Anchorage mayor Dan Sullivan presented a grim picture to the city Assembly this week.  Sullivan says the estimated 2011 costs of current services in the city are $448 million. That figure presents a gap of somewhere between $18 million and $18.5 million in city revenues and city expenses next year.  And those numbers are dependent on a possible hike in city property taxes.

City budget preparations are underway now, although the proposed budget will not be presented to the Assembly until October 1.

Sullivan says his administration is in the middle of a two year plan to return the city to fiscal stability.   The 2011 budget will require some difficult choices regarding which services to provide at what level.  Sullivan says he’s not opposed to a city sales tax as a means of increasing revenues:

Sullivan says factors complicating the 2011 budget are pay raises mandated by city labor contracts and increases to the cost of employee health insurance. The mayor says he’s hearing from Anchorage residents about financial problems caused by the economic slowdown of the past couple of years. Community members recently were asked to weigh in on potential revenue shortfalls and tax scenarios during the city’s community budget dialogues. A final report detailing results of those sessions is expected this month.

Ocean Beauty Seafoods to Resume Full Operations
Matt Lichtenstein, KFSK – Petersburg
Ocean Beauty Seafoods will resume full operations in Petersburg next year. That’s according to company officials who point to early indications of a strong pink salmon return. Just the opposite was the case this year. Ocean beauty shuttered its Petersburg plant for the most part this summer in anticipation of low pink returns. The company continued to purchase fish from the area, but it only processed them at its Excursion Inlet plant near Juneau. Ocean Beauty vice president for marketing and communications Tom Sunderland:

When ocean beauty announced it would be closed this summer, company officials emphasized it would be only be for one year. However, that didn’t stop some speculation in town that it might be longer. Municipal officials and business owners worried about the decline of raw fish tax income to the city as well the loss of seasonal business from transient fishing vessels, cannery workers and the plant itself.
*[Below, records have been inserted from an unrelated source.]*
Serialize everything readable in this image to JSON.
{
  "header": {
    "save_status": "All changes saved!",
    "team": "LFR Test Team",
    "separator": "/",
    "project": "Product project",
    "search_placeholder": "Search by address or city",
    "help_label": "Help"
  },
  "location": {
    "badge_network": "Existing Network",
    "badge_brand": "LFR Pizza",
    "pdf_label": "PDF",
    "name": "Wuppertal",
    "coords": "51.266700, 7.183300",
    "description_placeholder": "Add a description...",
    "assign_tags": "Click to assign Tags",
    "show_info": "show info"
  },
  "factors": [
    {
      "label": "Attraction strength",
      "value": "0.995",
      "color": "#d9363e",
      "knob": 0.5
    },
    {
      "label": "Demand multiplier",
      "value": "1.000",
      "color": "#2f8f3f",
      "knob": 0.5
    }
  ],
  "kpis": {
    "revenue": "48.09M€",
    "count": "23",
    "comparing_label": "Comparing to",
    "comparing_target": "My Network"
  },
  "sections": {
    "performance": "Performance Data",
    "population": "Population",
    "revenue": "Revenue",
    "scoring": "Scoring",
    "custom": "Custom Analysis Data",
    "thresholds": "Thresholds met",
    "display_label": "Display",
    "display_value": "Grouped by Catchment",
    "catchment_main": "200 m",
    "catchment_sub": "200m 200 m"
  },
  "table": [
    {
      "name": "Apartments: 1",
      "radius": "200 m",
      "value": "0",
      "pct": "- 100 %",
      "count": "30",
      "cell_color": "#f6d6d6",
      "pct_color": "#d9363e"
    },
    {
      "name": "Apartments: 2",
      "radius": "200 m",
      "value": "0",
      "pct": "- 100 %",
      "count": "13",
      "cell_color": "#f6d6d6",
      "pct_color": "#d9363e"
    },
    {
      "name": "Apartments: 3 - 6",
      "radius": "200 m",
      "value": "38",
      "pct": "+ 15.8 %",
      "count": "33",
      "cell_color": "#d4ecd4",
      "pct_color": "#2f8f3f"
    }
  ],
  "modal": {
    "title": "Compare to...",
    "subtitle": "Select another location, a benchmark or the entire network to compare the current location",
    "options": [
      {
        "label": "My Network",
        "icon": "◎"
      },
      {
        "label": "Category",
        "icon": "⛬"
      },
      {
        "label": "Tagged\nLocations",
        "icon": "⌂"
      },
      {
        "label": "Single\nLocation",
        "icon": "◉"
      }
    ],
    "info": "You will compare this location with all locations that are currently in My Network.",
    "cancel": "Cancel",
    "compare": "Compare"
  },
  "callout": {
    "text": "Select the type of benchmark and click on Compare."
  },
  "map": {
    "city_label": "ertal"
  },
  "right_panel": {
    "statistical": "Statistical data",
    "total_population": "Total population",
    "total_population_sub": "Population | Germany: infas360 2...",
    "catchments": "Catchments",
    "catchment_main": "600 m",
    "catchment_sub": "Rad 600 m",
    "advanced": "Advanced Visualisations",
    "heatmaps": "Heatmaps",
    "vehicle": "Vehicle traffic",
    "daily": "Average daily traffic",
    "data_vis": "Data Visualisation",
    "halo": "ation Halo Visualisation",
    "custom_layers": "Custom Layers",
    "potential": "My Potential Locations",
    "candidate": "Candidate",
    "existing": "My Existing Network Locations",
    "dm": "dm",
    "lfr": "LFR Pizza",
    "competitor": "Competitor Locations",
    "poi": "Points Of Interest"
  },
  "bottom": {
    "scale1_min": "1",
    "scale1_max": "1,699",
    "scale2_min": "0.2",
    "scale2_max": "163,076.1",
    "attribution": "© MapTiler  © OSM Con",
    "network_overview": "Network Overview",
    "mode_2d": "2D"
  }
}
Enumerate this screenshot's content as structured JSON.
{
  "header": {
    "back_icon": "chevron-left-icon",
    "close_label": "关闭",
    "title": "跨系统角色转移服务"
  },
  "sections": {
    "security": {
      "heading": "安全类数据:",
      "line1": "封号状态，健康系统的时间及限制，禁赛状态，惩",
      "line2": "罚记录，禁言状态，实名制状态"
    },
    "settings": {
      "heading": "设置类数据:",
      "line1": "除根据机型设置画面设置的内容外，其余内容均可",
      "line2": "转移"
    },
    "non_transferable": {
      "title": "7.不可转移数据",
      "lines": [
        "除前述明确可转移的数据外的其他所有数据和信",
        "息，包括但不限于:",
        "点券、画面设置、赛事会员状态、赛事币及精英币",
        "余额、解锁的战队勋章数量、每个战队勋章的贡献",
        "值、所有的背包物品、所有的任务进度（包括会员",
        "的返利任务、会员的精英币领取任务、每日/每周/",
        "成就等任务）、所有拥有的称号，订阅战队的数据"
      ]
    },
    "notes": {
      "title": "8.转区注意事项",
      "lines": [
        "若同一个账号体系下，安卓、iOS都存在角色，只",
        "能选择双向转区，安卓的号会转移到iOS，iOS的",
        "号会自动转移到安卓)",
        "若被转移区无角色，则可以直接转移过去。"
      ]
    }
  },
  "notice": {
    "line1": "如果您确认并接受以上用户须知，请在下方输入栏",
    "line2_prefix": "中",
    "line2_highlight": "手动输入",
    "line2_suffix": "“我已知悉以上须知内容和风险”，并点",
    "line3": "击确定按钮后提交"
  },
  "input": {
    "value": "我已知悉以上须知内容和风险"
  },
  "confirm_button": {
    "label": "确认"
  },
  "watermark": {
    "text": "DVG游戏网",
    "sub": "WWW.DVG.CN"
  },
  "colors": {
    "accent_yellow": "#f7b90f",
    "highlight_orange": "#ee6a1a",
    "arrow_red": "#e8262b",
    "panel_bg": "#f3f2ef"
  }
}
The news that ocean beauty is planning to buy fish again in Petersburg next summer comes as a relief to Mayor Al Dwyer. Dwyer and the city council have been discussing ways to help improve the local fishing industry.

Petersburg’s two other major processing plants are owned by Icicle Seafoods and Trident Seafoods….both of which operated this year. Ocean beauty has run its plant in Petersburg since 1985. Historically, this was the first summer in at least 20 years that icicle had the only major canning operation in town.

The Alaska Department of Fish and Game has not yet put out official pink salmon projections for next year. However, fishery managers say an annual survey of out-migrating salmon fry, indicates southeast could see a big return in 2011.

Norton Sound Fishermen Reach $1 Million Mark
Laureli Kinneen, KNOM – Nome
Thanks to a change in eating trends and demand for safe, wild seafood after the Gulf Coast oil spill, Norton Sound fishermen on the West Coast of Alaska have crossed the $1 million mark in revenue this year—the first time since 1983.

New Rules in Place to Reduce Salmon Bycatch
Alexandra Gutierrez, KUCB – Unalaska
This week, the National Marine Fisheries Service published new rules meant to reduce salmon bycatch.